--- Data for review Enclosed Below ---

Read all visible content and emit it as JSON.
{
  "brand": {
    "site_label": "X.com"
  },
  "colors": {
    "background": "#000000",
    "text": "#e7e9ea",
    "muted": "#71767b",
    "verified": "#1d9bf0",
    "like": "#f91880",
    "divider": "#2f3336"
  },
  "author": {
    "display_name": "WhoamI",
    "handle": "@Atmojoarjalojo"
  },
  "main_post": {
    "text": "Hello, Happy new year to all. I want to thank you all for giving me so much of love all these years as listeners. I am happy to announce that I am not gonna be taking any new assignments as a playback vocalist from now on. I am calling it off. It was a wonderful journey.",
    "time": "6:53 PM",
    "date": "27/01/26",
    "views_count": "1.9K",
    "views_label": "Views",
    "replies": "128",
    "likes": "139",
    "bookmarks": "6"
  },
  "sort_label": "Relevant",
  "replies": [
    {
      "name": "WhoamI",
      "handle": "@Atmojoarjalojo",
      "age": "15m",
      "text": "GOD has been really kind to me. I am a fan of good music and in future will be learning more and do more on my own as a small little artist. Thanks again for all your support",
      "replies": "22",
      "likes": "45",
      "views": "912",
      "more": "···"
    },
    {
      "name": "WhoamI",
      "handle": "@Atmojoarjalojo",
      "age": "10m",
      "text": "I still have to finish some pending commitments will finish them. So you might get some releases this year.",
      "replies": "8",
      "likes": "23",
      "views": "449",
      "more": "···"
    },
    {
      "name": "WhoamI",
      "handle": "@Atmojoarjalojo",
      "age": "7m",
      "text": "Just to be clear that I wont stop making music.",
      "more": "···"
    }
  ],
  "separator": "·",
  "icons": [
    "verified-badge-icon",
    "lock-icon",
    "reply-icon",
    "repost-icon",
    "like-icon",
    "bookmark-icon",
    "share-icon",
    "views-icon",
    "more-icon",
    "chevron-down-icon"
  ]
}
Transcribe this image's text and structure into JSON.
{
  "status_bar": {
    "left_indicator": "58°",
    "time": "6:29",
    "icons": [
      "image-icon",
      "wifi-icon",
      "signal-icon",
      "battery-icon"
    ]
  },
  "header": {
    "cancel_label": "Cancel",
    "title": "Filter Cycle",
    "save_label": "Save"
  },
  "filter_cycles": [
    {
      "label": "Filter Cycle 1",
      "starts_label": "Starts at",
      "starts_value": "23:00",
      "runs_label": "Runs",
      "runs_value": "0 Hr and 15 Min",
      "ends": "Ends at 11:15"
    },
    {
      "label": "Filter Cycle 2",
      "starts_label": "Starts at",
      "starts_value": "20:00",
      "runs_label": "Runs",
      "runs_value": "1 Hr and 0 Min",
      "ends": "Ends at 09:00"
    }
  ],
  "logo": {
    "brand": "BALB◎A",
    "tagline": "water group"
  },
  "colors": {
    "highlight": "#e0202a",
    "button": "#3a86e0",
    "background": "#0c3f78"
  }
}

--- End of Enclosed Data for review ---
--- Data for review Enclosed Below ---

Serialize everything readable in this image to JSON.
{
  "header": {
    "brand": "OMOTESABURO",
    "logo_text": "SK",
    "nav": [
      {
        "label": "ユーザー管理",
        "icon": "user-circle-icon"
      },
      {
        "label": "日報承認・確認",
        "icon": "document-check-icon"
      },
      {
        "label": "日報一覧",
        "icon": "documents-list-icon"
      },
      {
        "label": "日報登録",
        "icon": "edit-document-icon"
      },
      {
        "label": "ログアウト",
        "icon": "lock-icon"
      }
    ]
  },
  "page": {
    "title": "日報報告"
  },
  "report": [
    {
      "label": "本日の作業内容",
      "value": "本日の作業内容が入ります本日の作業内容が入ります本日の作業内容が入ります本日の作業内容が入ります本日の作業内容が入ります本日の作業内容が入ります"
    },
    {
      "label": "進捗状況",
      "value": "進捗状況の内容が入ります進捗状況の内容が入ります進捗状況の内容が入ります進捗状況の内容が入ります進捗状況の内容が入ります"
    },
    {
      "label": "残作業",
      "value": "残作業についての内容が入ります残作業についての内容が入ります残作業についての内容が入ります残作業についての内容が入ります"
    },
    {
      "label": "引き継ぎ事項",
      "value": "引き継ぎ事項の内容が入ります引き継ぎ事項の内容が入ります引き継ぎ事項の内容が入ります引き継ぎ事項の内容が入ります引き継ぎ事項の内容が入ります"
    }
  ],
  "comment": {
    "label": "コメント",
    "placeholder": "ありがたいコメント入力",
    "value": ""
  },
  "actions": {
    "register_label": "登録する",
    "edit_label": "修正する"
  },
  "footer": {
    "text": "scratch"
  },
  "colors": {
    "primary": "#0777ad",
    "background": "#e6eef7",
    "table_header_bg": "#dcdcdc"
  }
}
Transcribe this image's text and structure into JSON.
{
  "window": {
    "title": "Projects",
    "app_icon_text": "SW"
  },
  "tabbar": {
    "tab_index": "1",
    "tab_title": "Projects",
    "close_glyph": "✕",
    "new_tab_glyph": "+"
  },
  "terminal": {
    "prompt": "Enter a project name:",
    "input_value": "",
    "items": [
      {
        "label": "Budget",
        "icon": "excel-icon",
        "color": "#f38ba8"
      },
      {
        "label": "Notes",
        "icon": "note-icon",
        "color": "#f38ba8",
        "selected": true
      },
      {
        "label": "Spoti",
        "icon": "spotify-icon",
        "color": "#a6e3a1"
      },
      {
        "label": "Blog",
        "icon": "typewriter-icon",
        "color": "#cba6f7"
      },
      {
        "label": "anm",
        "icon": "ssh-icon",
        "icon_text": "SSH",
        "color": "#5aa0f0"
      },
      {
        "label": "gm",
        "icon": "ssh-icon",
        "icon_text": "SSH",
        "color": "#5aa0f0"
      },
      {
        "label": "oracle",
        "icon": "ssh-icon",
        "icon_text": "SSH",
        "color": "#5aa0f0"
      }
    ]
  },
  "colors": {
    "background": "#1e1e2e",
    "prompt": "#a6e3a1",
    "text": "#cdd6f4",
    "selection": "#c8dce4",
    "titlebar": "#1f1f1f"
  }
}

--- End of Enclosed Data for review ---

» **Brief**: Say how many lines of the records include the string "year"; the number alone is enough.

» **Solution for this problem**: 2